Over the past couple of years, I’ve belabored how Nigerian designers and developers prefer to work in silos. In fact, I created Devcenter because I wanted to overturn this. I realize it’s mostly the same for startups and businesses, and maybe it’s in how we’re taught to think about other people. Or not. But I’ve been thinking about it.
A week ago or so, I had a conversation with Oo Nwoye I’ve not been able to shake off. He mentioned how Indians have been able to create a support system for each other, pulling themselves all the way up to prestigious CEO positions. He mentioned how new YC people (Nigerian companies) should not have to go through all the stress we alumni had to go through.
Right after this, I read this Watsi Report that shares their challenges this year, and since then I’ve been haunted to share more of my work with Paystack, as against just chat shit on Medium.

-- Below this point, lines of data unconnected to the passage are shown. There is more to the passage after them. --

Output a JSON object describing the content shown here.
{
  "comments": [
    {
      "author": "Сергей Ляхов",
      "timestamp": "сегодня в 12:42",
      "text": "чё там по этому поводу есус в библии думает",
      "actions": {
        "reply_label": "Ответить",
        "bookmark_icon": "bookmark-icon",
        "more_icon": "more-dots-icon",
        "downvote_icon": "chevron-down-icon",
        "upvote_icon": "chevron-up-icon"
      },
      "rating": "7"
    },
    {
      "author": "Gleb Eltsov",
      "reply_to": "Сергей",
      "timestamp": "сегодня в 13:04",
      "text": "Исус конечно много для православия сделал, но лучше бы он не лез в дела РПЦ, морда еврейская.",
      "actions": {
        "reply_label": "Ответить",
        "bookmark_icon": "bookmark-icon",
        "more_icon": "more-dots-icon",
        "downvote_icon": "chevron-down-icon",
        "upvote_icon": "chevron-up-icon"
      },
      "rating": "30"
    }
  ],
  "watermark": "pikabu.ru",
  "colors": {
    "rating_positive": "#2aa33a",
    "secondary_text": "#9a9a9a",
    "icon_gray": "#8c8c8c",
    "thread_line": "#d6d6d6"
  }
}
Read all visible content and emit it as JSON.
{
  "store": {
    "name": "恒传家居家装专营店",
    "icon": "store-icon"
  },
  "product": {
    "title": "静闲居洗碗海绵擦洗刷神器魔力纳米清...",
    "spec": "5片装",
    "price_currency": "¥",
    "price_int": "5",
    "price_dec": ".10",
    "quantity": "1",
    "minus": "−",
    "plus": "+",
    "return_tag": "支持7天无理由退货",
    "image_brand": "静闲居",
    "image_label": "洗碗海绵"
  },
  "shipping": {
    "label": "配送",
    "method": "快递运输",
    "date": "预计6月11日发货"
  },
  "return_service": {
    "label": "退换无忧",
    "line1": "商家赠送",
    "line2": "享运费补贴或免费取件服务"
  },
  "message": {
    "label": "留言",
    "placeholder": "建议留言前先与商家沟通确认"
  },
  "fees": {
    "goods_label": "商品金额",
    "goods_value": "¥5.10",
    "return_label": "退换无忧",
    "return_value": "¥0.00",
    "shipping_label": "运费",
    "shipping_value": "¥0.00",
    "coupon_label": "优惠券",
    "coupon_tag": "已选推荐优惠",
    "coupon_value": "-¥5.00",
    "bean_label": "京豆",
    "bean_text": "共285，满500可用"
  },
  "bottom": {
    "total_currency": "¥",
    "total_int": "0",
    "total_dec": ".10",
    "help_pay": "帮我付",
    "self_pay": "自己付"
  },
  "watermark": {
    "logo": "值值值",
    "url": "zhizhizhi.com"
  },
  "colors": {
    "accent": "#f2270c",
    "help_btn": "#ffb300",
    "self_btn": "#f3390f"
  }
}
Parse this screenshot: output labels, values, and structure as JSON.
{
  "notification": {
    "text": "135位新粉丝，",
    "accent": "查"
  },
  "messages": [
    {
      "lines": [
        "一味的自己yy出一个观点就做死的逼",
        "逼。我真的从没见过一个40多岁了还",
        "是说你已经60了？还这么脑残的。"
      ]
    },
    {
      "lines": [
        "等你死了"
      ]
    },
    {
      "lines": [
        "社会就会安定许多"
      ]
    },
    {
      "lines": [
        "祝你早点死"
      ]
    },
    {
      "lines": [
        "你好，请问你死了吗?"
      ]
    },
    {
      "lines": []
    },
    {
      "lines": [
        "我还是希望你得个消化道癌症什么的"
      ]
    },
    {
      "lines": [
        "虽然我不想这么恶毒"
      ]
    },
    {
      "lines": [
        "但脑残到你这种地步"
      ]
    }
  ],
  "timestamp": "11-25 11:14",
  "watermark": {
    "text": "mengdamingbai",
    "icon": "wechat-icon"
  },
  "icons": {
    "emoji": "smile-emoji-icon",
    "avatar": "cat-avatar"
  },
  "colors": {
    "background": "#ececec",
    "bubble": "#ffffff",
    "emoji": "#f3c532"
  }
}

I believe sharing and transparency is a continuous effort. For now
- I created a publication for Paystack on Medium. We’ll probably be moving the blog here. The plan is to move existing content here, and try to prod everyone to share our challenges in the hopes that it helps someone. Please epp and follow.
- I created a Dribbble team page for Paystack. We’re currently working on a website refresh, and over the next couple of days I’ll share some of the work I’ve been doing and write about the sites that have inspired me.
- I’m willing to help. As long as I’ve not burned out, I’m willing to help any Nigeria startups comment on design, code, and generally give advice from my plastic throne. Just tweet at me @fathermerry, or email me at firstname.lastname@example.org.
I hope I don’t look back months from now and laugh at my naive intentions.